EXERCISE OBJECTIVE: Beginning with the first entry, print all the records exactly.

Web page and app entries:

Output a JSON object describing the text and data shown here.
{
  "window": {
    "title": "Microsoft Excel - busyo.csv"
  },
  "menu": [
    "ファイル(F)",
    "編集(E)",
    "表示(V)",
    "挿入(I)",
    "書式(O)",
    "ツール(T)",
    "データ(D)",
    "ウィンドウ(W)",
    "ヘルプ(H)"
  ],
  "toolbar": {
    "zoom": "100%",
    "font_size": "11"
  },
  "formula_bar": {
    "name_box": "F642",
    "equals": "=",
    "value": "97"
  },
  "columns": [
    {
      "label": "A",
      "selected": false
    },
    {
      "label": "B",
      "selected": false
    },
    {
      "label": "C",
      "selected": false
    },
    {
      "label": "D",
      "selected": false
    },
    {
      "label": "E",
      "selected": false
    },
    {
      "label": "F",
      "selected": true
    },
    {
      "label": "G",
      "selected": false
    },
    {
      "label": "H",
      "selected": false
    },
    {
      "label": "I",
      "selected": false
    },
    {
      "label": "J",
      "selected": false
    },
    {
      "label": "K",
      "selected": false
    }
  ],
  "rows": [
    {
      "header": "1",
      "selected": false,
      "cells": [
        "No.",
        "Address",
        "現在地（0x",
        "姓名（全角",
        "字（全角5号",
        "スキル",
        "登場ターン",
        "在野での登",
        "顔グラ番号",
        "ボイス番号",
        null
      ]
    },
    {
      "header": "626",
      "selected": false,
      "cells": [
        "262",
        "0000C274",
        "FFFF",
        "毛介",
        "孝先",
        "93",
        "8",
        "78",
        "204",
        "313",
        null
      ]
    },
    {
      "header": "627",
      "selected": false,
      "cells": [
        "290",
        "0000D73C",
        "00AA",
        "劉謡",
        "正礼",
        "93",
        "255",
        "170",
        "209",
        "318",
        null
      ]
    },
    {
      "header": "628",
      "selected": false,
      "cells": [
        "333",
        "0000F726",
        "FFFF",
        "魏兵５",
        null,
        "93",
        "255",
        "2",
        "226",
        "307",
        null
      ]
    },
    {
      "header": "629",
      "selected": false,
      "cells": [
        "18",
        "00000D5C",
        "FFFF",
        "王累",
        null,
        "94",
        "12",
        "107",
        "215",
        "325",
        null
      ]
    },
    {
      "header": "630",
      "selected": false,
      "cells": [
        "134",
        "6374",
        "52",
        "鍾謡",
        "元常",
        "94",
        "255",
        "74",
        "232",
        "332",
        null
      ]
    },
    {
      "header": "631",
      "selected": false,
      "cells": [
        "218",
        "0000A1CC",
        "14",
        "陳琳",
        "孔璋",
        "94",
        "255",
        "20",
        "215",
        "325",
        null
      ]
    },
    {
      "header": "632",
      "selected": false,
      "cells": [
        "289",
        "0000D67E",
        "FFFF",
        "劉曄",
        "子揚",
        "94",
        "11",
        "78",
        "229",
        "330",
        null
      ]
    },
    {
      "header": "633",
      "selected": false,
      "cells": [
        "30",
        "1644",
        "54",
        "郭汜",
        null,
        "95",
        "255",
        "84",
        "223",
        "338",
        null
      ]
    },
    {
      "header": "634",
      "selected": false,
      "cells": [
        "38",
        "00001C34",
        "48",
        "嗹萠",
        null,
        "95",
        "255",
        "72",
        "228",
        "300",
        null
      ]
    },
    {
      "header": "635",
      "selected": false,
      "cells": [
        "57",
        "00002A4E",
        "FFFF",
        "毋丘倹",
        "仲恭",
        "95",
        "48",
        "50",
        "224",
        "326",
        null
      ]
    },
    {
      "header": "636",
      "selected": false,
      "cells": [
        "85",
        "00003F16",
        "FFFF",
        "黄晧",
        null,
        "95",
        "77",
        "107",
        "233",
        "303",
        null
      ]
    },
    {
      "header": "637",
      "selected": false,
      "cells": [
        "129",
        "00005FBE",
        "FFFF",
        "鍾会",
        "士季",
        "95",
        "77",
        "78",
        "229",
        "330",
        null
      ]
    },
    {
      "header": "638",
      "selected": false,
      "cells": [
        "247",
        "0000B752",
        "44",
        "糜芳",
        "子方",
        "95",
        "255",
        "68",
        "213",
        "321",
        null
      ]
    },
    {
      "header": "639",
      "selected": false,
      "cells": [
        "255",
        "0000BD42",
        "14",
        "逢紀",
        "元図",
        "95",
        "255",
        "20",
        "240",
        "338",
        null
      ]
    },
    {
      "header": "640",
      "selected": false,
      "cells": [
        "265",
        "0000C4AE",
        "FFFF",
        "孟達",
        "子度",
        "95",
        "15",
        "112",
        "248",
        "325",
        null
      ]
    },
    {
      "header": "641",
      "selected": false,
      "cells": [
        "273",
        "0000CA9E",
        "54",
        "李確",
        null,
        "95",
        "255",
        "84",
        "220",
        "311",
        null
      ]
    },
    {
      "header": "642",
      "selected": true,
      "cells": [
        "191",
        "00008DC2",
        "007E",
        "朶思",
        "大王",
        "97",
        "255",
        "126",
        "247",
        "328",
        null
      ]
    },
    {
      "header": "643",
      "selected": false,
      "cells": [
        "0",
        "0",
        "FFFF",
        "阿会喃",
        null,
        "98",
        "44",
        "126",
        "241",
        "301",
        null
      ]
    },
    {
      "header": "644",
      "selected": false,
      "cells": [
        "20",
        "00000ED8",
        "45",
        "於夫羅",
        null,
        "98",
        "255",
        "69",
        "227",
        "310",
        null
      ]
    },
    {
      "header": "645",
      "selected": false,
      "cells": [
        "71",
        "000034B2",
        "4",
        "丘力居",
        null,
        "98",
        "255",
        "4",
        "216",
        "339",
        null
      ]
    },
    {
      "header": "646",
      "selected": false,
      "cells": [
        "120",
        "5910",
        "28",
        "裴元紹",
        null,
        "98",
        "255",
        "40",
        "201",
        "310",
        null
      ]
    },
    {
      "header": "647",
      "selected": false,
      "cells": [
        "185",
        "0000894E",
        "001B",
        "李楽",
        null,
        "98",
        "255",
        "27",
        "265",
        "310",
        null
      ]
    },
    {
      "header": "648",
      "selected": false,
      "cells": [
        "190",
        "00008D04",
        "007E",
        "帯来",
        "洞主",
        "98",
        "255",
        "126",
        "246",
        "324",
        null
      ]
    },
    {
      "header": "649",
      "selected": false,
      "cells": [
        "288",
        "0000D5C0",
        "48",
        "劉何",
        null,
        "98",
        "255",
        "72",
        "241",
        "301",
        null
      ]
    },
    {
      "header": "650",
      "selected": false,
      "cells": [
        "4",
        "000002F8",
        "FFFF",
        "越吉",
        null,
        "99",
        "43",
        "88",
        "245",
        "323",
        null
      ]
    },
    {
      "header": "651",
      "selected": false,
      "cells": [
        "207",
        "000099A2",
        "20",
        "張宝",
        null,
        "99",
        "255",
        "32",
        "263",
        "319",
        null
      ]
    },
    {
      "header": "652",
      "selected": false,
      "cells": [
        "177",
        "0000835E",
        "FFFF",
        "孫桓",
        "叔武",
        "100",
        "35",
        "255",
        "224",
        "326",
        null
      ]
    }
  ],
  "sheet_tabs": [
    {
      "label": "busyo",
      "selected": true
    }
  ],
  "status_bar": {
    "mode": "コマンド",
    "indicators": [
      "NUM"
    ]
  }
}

WRITTEN ANSWER:
Output a JSON object describing the text and data shown here.
{
  "window": {
    "title": "Microsoft Excel - busyo.csv"
  },
  "menu": [
    "ファイル(F)",
    "編集(E)",
    "表示(V)",
    "挿入(I)",
    "書式(O)",
    "ツール(T)",
    "データ(D)",
    "ウィンドウ(W)",
    "ヘルプ(H)"
  ],
  "toolbar": {
    "zoom": "100%",
    "font_size": "11"
  },
  "formula_bar": {
    "name_box": "F642",
    "equals": "=",
    "value": "97"
  },
  "columns": [
    {
      "label": "A",
      "selected": false
    },
    {
      "label": "B",
      "selected": false
    },
    {
      "label": "C",
      "selected": false
    },
    {
      "label": "D",
      "selected": false
    },
    {
      "label": "E",
      "selected": false
    },
    {
      "label": "F",
      "selected": true
    },
    {
      "label": "G",
      "selected": false
    },
    {
      "label": "H",
      "selected": false
    },
    {
      "label": "I",
      "selected": false
    },
    {
      "label": "J",
      "selected": false
    },
    {
      "label": "K",
      "selected": false
    }
  ],
  "rows": [
    {
      "header": "1",
      "selected": false,
      "cells": [
        "No.",
        "Address",
        "現在地（0x",
        "姓名（全角",
        "字（全角5号",
        "スキル",
        "登場ターン",
        "在野での登",
        "顔グラ番号",
        "ボイス番号",
        null
      ]
    },
    {
      "header": "626",
      "selected": false,
      "cells": [
        "262",
        "0000C274",
        "FFFF",
        "毛介",
        "孝先",
        "93",
        "8",
        "78",
        "204",
        "313",
        null
      ]
    },
    {
      "header": "627",
      "selected": false,
      "cells": [
        "290",
        "0000D73C",
        "00AA",
        "劉謡",
        "正礼",
        "93",
        "255",
        "170",
        "209",
        "318",
        null
      ]
    },
    {
      "header": "628",
      "selected": false,
      "cells": [
        "333",
        "0000F726",
        "FFFF",
        "魏兵５",
        null,
        "93",
        "255",
        "2",
        "226",
        "307",
        null
      ]
    },
    {
      "header": "629",
      "selected": false,
      "cells": [
        "18",
        "00000D5C",
        "FFFF",
        "王累",
        null,
        "94",
        "12",
        "107",
        "215",
        "325",
        null
      ]
    },
    {
      "header": "630",
      "selected": false,
      "cells": [
        "134",
        "6374",
        "52",
        "鍾謡",
        "元常",
        "94",
        "255",
        "74",
        "232",
        "332",
        null
      ]
    },
    {
      "header": "631",
      "selected": false,
      "cells": [
        "218",
        "0000A1CC",
        "14",
        "陳琳",
        "孔璋",
        "94",
        "255",
        "20",
        "215",
        "325",
        null
      ]
    },
    {
      "header": "632",
      "selected": false,
      "cells": [
        "289",
        "0000D67E",
        "FFFF",
        "劉曄",
        "子揚",
        "94",
        "11",
        "78",
        "229",
        "330",
        null
      ]
    },
    {
      "header": "633",
      "selected": false,
      "cells": [
        "30",
        "1644",
        "54",
        "郭汜",
        null,
        "95",
        "255",
        "84",
        "223",
        "338",
        null
      ]
    },
    {
      "header": "634",
      "selected": false,
      "cells": [
        "38",
        "00001C34",
        "48",
        "嗹萠",
        null,
        "95",
        "255",
        "72",
        "228",
        "300",
        null
      ]
    },
    {
      "header": "635",
      "selected": false,
      "cells": [
        "57",
        "00002A4E",
        "FFFF",
        "毋丘倹",
        "仲恭",
        "95",
        "48",
        "50",
        "224",
        "326",
        null
      ]
    },
    {
      "header": "636",
      "selected": false,
      "cells": [
        "85",
        "00003F16",
        "FFFF",
        "黄晧",
        null,
        "95",
        "77",
        "107",
        "233",
        "303",
        null
      ]
    },
    {
      "header": "637",
      "selected": false,
      "cells": [
        "129",
        "00005FBE",
        "FFFF",
        "鍾会",
        "士季",
        "95",
        "77",
        "78",
        "229",
        "330",
        null
      ]
    },
    {
      "header": "638",
      "selected": false,
      "cells": [
        "247",
        "0000B752",
        "44",
        "糜芳",
        "子方",
        "95",
        "255",
        "68",
        "213",
        "321",
        null
      ]
    },
    {
      "header": "639",
      "selected": false,
      "cells": [
        "255",
        "0000BD42",
        "14",
        "逢紀",
        "元図",
        "95",
        "255",
        "20",
        "240",
        "338",
        null
      ]
    },
    {
      "header": "640",
      "selected": false,
      "cells": [
        "265",
        "0000C4AE",
        "FFFF",
        "孟達",
        "子度",
        "95",
        "15",
        "112",
        "248",
        "325",
        null
      ]
    },
    {
      "header": "641",
      "selected": false,
      "cells": [
        "273",
        "0000CA9E",
        "54",
        "李確",
        null,
        "95",
        "255",
        "84",
        "220",
        "311",
        null
      ]
    },
    {
      "header": "642",
      "selected": true,
      "cells": [
        "191",
        "00008DC2",
        "007E",
        "朶思",
        "大王",
        "97",
        "255",
        "126",
        "247",
        "328",
        null
      ]
    },
    {
      "header": "643",
      "selected": false,
      "cells": [
        "0",
        "0",
        "FFFF",
        "阿会喃",
        null,
        "98",
        "44",
        "126",
        "241",
        "301",
        null
      ]
    },
    {
      "header": "644",
      "selected": false,
      "cells": [
        "20",
        "00000ED8",
        "45",
        "於夫羅",
        null,
        "98",
        "255",
        "69",
        "227",
        "310",
        null
      ]
    },
    {
      "header": "645",
      "selected": false,
      "cells": [
        "71",
        "000034B2",
        "4",
        "丘力居",
        null,
        "98",
        "255",
        "4",
        "216",
        "339",
        null
      ]
    },
    {
      "header": "646",
      "selected": false,
      "cells": [
        "120",
        "5910",
        "28",
        "裴元紹",
        null,
        "98",
        "255",
        "40",
        "201",
        "310",
        null
      ]
    },
    {
      "header": "647",
      "selected": false,
      "cells": [
        "185",
        "0000894E",
        "001B",
        "李楽",
        null,
        "98",
        "255",
        "27",
        "265",
        "310",
        null
      ]
    },
    {
      "header": "648",
      "selected": false,
      "cells": [
        "190",
        "00008D04",
        "007E",
        "帯来",
        "洞主",
        "98",
        "255",
        "126",
        "246",
        "324",
        null
      ]
    },
    {
      "header": "649",
      "selected": false,
      "cells": [
        "288",
        "0000D5C0",
        "48",
        "劉何",
        null,
        "98",
        "255",
        "72",
        "241",
        "301",
        null
      ]
    },
    {
      "header": "650",
      "selected": false,
      "cells": [
        "4",
        "000002F8",
        "FFFF",
        "越吉",
        null,
        "99",
        "43",
        "88",
        "245",
        "323",
        null
      ]
    },
    {
      "header": "651",
      "selected": false,
      "cells": [
        "207",
        "000099A2",
        "20",
        "張宝",
        null,
        "99",
        "255",
        "32",
        "263",
        "319",
        null
      ]
    },
    {
      "header": "652",
      "selected": false,
      "cells": [
        "177",
        "0000835E",
        "FFFF",
        "孫桓",
        "叔武",
        "100",
        "35",
        "255",
        "224",
        "326",
        null
      ]
    }
  ],
  "sheet_tabs": [
    {
      "label": "busyo",
      "selected": true
    }
  ],
  "status_bar": {
    "mode": "コマンド",
    "indicators": [
      "NUM"
    ]
  }
}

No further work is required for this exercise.